• _What you need to do_
Each line in the listing below that contains "content" should be returned.

• _Records supplied_
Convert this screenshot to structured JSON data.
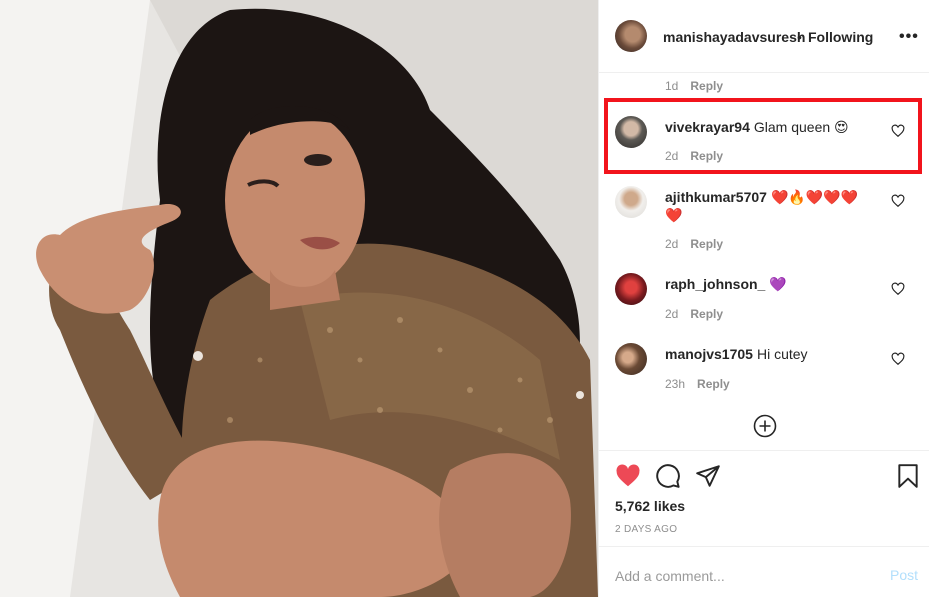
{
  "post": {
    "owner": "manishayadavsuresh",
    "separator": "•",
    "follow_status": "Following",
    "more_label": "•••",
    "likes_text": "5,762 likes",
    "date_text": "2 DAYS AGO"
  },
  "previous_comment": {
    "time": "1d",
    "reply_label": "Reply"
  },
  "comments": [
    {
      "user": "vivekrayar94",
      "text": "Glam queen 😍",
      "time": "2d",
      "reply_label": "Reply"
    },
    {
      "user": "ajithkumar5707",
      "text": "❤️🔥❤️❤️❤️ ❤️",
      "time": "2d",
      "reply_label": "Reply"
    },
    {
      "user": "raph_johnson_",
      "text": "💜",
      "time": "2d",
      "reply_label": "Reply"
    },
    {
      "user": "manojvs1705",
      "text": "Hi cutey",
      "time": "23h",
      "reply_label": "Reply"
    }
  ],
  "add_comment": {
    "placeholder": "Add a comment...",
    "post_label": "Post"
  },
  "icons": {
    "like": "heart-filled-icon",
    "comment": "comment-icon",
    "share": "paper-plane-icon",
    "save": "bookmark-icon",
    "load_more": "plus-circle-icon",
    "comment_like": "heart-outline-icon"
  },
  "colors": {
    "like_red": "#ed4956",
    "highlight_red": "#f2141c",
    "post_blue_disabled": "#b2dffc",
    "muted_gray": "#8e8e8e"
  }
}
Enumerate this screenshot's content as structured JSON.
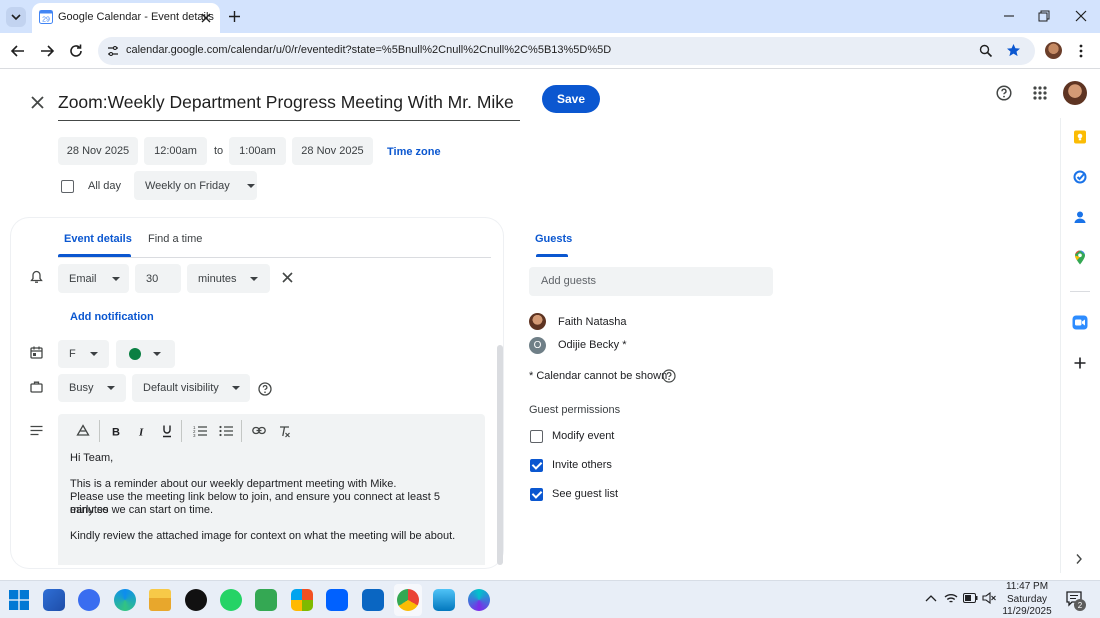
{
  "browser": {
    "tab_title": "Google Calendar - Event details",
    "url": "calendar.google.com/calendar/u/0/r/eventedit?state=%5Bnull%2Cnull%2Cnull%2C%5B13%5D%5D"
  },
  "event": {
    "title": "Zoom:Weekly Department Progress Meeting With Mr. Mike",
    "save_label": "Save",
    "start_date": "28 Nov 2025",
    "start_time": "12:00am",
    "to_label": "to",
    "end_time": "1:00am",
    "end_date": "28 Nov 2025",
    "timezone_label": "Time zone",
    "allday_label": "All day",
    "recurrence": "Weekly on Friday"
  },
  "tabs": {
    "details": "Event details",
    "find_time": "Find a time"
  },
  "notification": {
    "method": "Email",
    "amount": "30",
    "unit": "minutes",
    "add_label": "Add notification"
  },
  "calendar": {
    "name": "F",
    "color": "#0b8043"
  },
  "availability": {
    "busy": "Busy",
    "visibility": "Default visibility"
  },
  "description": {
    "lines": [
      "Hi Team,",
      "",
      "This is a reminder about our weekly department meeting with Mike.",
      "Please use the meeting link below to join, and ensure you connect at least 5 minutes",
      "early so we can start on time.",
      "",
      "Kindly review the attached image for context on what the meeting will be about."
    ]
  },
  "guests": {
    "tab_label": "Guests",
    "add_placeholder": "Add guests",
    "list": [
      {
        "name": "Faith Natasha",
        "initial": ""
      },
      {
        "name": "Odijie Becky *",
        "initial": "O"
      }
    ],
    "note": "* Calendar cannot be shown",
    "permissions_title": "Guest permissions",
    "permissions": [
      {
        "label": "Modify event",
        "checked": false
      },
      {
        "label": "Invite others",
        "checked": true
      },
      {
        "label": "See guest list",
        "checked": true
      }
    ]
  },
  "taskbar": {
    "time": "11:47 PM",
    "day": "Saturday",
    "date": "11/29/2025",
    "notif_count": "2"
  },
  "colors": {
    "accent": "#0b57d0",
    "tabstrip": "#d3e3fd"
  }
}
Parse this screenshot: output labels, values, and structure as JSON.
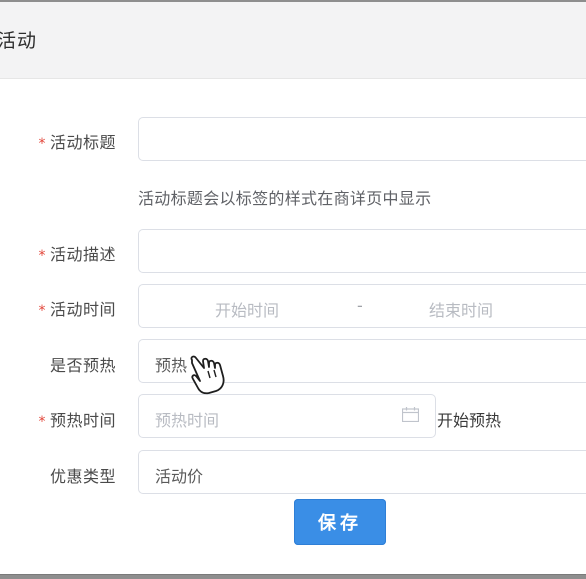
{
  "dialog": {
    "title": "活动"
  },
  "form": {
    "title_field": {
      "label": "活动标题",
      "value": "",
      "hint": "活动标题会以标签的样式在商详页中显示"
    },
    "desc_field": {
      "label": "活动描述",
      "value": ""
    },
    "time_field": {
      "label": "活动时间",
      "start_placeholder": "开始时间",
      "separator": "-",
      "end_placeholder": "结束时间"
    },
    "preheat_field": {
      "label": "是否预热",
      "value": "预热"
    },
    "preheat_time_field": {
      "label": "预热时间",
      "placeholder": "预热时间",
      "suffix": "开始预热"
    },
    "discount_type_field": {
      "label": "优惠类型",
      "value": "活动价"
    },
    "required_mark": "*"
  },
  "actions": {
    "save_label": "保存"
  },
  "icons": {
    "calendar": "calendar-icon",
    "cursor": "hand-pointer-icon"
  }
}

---

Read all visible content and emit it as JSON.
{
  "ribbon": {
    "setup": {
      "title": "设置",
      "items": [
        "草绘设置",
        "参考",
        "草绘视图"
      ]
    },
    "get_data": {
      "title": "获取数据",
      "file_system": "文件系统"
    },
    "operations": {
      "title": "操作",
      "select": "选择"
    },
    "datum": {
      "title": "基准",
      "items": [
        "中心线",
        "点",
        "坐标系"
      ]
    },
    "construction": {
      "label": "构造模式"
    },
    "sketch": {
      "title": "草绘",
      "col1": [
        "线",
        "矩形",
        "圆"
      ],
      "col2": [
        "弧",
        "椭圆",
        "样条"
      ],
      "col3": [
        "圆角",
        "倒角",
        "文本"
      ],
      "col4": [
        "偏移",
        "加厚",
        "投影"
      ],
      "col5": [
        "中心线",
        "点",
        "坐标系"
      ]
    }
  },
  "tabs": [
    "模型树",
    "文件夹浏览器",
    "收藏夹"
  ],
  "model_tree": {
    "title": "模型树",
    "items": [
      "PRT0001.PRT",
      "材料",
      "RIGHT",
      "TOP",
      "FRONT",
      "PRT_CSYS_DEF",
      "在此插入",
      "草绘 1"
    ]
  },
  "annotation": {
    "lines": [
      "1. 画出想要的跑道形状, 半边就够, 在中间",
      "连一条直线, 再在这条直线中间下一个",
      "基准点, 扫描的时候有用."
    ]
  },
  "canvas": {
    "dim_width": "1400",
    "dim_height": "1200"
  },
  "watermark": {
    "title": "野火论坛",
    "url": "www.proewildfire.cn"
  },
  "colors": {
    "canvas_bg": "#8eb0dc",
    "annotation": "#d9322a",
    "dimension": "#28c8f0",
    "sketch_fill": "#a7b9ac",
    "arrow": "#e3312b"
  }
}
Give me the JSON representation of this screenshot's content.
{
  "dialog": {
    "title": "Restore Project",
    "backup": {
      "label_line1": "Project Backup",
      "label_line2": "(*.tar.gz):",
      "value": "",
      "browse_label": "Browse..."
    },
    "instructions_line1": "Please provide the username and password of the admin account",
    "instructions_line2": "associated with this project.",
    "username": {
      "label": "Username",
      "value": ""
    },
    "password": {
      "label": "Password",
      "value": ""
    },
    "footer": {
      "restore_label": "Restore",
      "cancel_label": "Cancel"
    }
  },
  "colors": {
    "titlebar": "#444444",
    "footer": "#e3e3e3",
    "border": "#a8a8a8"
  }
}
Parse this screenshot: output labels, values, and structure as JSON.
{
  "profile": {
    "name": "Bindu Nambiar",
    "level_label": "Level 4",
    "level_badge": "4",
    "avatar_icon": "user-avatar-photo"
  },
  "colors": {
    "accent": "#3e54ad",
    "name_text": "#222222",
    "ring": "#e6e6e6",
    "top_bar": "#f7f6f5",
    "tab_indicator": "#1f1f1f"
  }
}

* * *

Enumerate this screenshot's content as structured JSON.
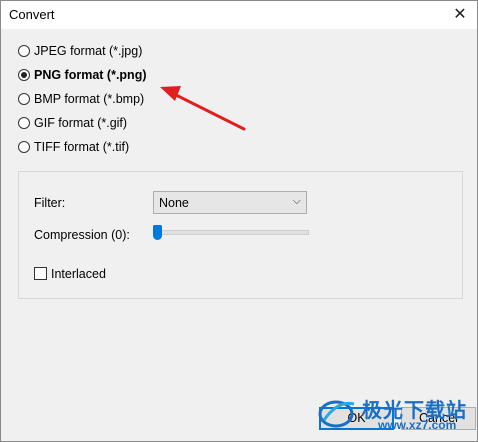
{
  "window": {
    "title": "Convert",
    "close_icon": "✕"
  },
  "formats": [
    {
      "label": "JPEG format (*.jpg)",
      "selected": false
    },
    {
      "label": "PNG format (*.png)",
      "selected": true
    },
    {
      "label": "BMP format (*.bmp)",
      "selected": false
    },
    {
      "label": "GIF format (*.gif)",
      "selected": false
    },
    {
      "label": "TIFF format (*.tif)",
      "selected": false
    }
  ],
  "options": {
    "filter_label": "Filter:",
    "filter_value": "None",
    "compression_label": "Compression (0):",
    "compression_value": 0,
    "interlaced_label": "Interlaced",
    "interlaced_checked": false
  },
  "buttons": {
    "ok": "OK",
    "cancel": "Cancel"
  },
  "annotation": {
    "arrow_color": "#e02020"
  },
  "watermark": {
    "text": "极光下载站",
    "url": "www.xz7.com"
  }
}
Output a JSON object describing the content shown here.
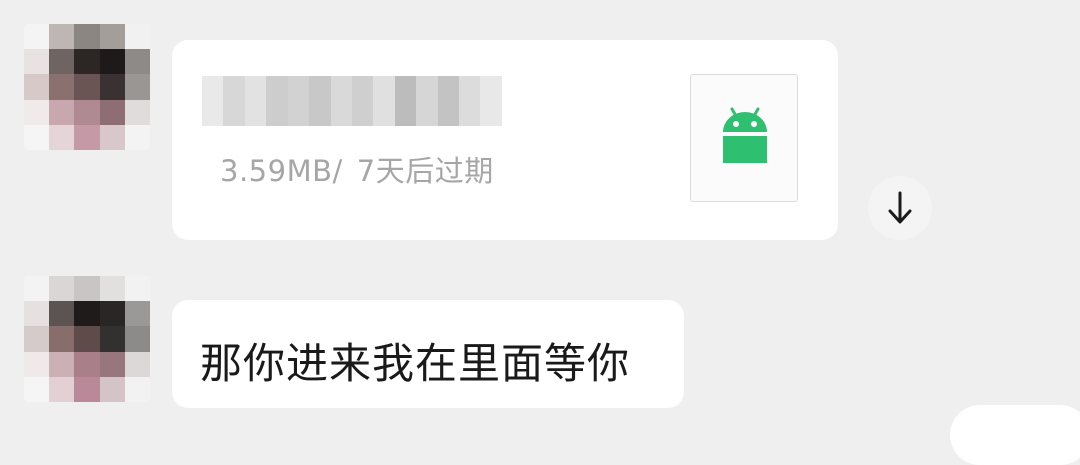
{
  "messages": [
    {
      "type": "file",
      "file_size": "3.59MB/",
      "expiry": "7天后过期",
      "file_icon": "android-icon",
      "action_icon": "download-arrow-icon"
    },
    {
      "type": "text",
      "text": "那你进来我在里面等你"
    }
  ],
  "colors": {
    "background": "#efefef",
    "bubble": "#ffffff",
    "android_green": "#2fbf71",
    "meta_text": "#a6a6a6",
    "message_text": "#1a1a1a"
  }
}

• _Solution to this task_
Enumerate this screenshot's content as structured JSON.
Read all visible content and emit it as JSON.
Give me the JSON representation of this screenshot's content.
Enumerate this screenshot's content as structured JSON.
Output a JSON object describing the content shown here.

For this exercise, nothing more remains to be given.